A perpetual motion generator is the idea of producing electricity from some natural source of power that never runs out. Usually, ideas of putting perpetual motion into practice involve use of magnets interacting with the magnetic field of the Earth to generate electricity.


The first thing to understand about the theory of perpetual motion is that – well, it’s theoretically impossible.

The first two laws of thermodynamics, which are fundamental principles of physics, are that energy is conserved (the total amount of it in any closed system is always constant – it can neither be created nor be destroyed), and that energy always moves from an area of higher to one of lower concentration. There are many illustrations of this second law. Take a piece of red-hot iron and drop it into cold water. To begin with, thermal energy (heat) is concentrated strongly in the piece of red-hot iron. Drop it in the water, though, and over a fairly short
time the iron will cool while the water heats, until both are the same temperature. The energy has moved from the area of high concentration (the iron) to an area of low concentration (the water).

Work is done when energy moves, and since it always moves from an area of high to one of low concentration, we can speak of high concentrations of any kind of energy as potential energy or potential force. The universe has many areas of energy concentration, as if it were a collection of coiled springs, and all events consist of these concentrations of energy dispersing. The universe is constantly running down. Eventually – although this is not expected to happen for a very long time – all energy potential will be exhausted and no events can ever happen.

Perpetual motion, strictly speaking, is impossible. That said, there are some sources of power that, while not really perpetual, will last long enough that in human terms they might as well be. The sun is an obvious example. It’s not perpetual – it will come to an end in some 4 or
5 billion years – but as far as we’re concerned it might as well be. So the real question is not whether perpetual motion is possible (it’s not), but whether power generation on a significant scale using magnets to interact with the Earth’s magnetic field is feasible. Is this another might-as-well-be-perpetual source of power like the sun?
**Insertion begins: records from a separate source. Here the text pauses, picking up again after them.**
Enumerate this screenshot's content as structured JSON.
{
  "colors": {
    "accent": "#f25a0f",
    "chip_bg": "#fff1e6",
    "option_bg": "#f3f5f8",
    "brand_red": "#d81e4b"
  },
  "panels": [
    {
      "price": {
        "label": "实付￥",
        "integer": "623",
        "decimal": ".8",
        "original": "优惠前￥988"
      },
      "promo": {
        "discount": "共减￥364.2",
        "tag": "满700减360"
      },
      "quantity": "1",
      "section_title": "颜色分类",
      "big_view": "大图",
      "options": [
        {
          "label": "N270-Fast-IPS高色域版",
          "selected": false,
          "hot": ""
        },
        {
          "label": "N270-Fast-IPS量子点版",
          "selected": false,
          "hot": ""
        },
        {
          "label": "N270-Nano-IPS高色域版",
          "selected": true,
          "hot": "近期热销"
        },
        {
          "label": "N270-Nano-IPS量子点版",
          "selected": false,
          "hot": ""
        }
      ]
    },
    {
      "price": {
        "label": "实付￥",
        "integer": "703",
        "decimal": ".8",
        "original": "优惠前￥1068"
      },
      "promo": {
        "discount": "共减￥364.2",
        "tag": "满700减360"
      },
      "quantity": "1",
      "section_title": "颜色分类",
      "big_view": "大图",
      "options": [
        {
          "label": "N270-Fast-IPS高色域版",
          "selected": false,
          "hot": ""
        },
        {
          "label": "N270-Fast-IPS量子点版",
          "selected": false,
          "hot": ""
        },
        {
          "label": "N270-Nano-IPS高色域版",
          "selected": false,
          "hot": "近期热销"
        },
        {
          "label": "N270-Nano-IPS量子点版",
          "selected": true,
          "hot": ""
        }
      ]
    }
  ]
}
The reality is that magnet power is as theoretically impossible as perpetual motion. The reason for this is that a “permanent” magnet isn’t really permanent. It’s like a storage battery in that it contains energy potential that was put there by some process or other. The process could be natural or it could be man-made, but either way, every use of the magnets decreases the strength of their magnetic field until it drops to uselessness. Once that happens, the magnets can be recharged (this happens continuously with electromagnets), but only at the expense of other energy produced elsewhere. Magnets look like a source of power only because we cannot see their force working. Hold the magnet over something made of ferrous metal, and a force is generated that pulls the two towards one another. Place two magnets with their same polls close together (north to north or south to south), and they push one another apart. Since the Earth has a magnetic field of its own, this attractive and/or repulsive force could conceptually be used to drive a generator, but the energy to do so would be stored in a permanent magnet designed to do it, and that energy would have come originally from some other power source and would have to be replaced when it was gone.

Kits, Plans, And Blueprints
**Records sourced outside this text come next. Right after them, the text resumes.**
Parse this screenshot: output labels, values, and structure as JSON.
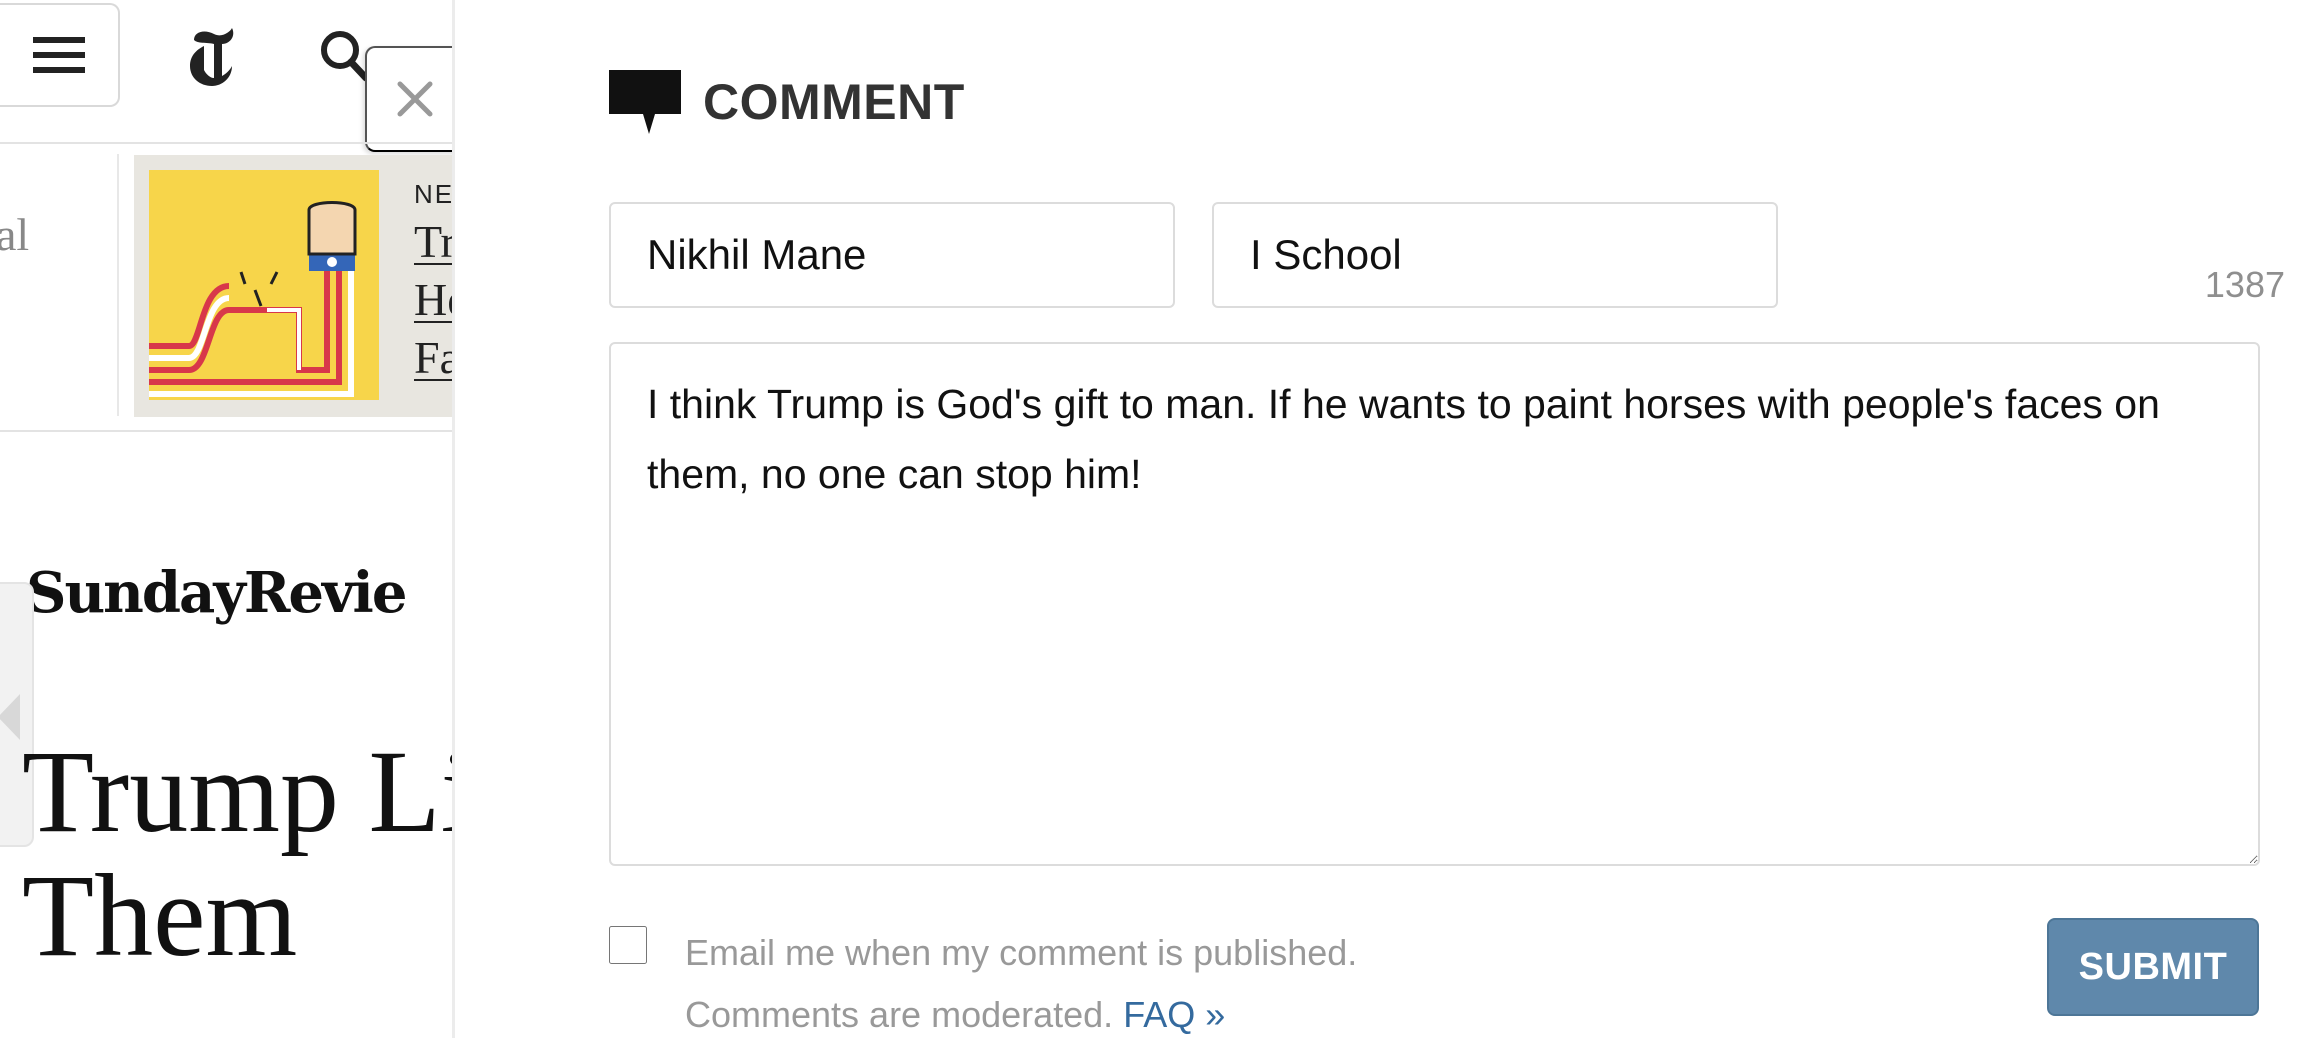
{
  "article_pane": {
    "prev_snippet": "al",
    "promo": {
      "kicker": "NE",
      "headline_lines": [
        "Tr",
        "He",
        "Fa"
      ]
    },
    "section_label": "SundayRevie",
    "article_title_lines": [
      "Trump Li",
      "Them"
    ]
  },
  "comment_form": {
    "heading": "COMMENT",
    "name_value": "Nikhil Mane",
    "location_value": "I School",
    "char_counter": "1387",
    "comment_text": "I think Trump is God's gift to man. If he wants to paint horses with people's faces on them, no one can stop him!",
    "email_checkbox_checked": false,
    "email_label": "Email me when my comment is published.",
    "moderation_note": "Comments are moderated.",
    "faq_link": "FAQ »",
    "submit_label": "SUBMIT"
  },
  "icons": {
    "menu": "hamburger-menu-icon",
    "logo": "nyt-t-logo-icon",
    "search": "search-icon",
    "close": "close-icon",
    "comment": "speech-bubble-icon",
    "prev_article": "chevron-left-icon"
  },
  "colors": {
    "submit_button": "#5f88ab",
    "faq_link": "#346a9e",
    "promo_image_bg": "#f7d54a",
    "muted_text": "#999999"
  }
}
It’s possible to find online (on web pages and also in the form of YouTube videos) offers of kits, plans, and blueprints for the production of magnet power. Sometimes these are advertised as “perpetual motion” generators (which they aren’t, of course), and sometimes not. The usual format is for a claim to be presented, sometimes along with an assertion that the government or the power utilities are trying to¬† suppress the information, and an offer of specific information on how to build your own magnet generator for a price.

As already noted, there are good reasons to believe that magnet power making use of the Earth’s magnetic field will not work as a power source. This is not to say that experiments or research into proving otherwise is wasted effort. Nothing is absolutely certain and perhaps there is some principle that has been overlooked. However, it’s unlikely that someone who has discovered how to do this would make
use of it by offering the information online for a price. Instead, he would use it to generate cheap power and take the market away from producers of more expensive energy. It is therefore unlikely that any of the offers of kits, plans, and blueprints for producing magnet power are genuine and workable.